Friday, November 19, 2010
Wearing of the Green/Tangled Up In Blue
You know, when I saw this trailer for the upcoming Green Lantern movie, I also got a chance to look at the most recent Tron: Legacy trailer as well. It was a strange experience. (Almost as strange as watching the re-vised/re-done trailer for the 1982 Tron movie done by DrewboiX)
Green Lantern was once summed up by a friend of mine as being a "Paladin with a magic ring that allowed him to cast Phantasmal Forces spells at will for as long as it was charged-up." I've kinda always liked that description, from an OD&D perspective. Other people have equated GL's power ring to an artifact the dispenses (Limited) Wish spells, but I've never really felt that was quite right. But it is close. The whole set-up for Green Lantern revolves around wish fulfilment in a very major way. The McGuffin--the Power Ring--let's this guy do anything that he can imagine i.e.visualize i.e. express meaningfully to the alien mechanism that is the Power Ring. In that respect it really is a lot like the Wish spell.

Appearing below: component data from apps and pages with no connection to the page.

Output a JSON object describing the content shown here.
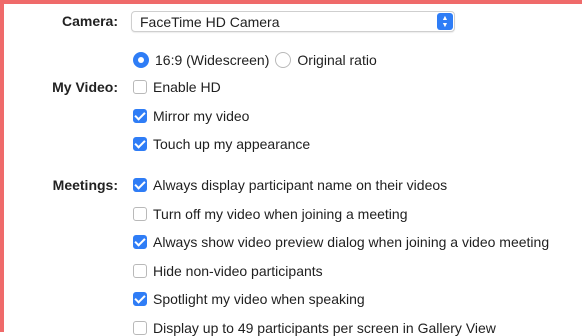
{
  "camera": {
    "label": "Camera:",
    "value": "FaceTime HD Camera"
  },
  "my_video": {
    "label": "My Video:",
    "ratio_options": [
      {
        "label": "16:9 (Widescreen)",
        "selected": true
      },
      {
        "label": "Original ratio",
        "selected": false
      }
    ],
    "options": [
      {
        "label": "Enable HD",
        "checked": false
      },
      {
        "label": "Mirror my video",
        "checked": true
      },
      {
        "label": "Touch up my appearance",
        "checked": true
      }
    ]
  },
  "meetings": {
    "label": "Meetings:",
    "options": [
      {
        "label": "Always display participant name on their videos",
        "checked": true
      },
      {
        "label": "Turn off my video when joining a meeting",
        "checked": false
      },
      {
        "label": "Always show video preview dialog when joining a video meeting",
        "checked": true
      },
      {
        "label": "Hide non-video participants",
        "checked": false
      },
      {
        "label": "Spotlight my video when speaking",
        "checked": true
      },
      {
        "label": "Display up to 49 participants per screen in Gallery View",
        "checked": false
      }
    ]
  },
  "colors": {
    "accent": "#2f7df6",
    "frame": "#ef6a6a"
  }
}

Watching these two trailers back to back during my mid-day break really got me to thinking about the perils of wish fulfilment. When you can do literally anything that you can imagine or desire, describe or express, then you need a good vocabularly and repertoire of ideas, images, even templates and models to work from--otherwise you're left babbling incoherently and manifesting a lot of amorphous blobs and half-formed ideas that don't really go anywhere.
You can build an incredible empire of the mind and retreat/withdraw deep inside it and live out your existence caught-up in the neverending pageantry that spills forth from your psyche, like Bridges' character in the Tron movies, but in the end, if you are the main determiner of what happens, how it happens, and what comes next...sooner or later you're going to run out of ideas, unless you set up some means for you to refresh your personal reservoir of creativity, imagination, and intellectual raw-materials.
If Green Lantern is sort of like a Paladin (whether you think he's an asshat when he's in a citadel, or not), then Flynn is a lot like the Fisher King caught-up within the spectacle of a nanotech faux-paradise.
As I develop the Fountains for Riskail, and the Isoclaves and Inner Precincts of the High Families as well, this process of unbridled wish fulfilment, inevitable burnout and necessary personal renewal--the very root and core of so many mythos and hero-journeys--really jumped off of the screen and smacked me rght between the eyes. In a good way.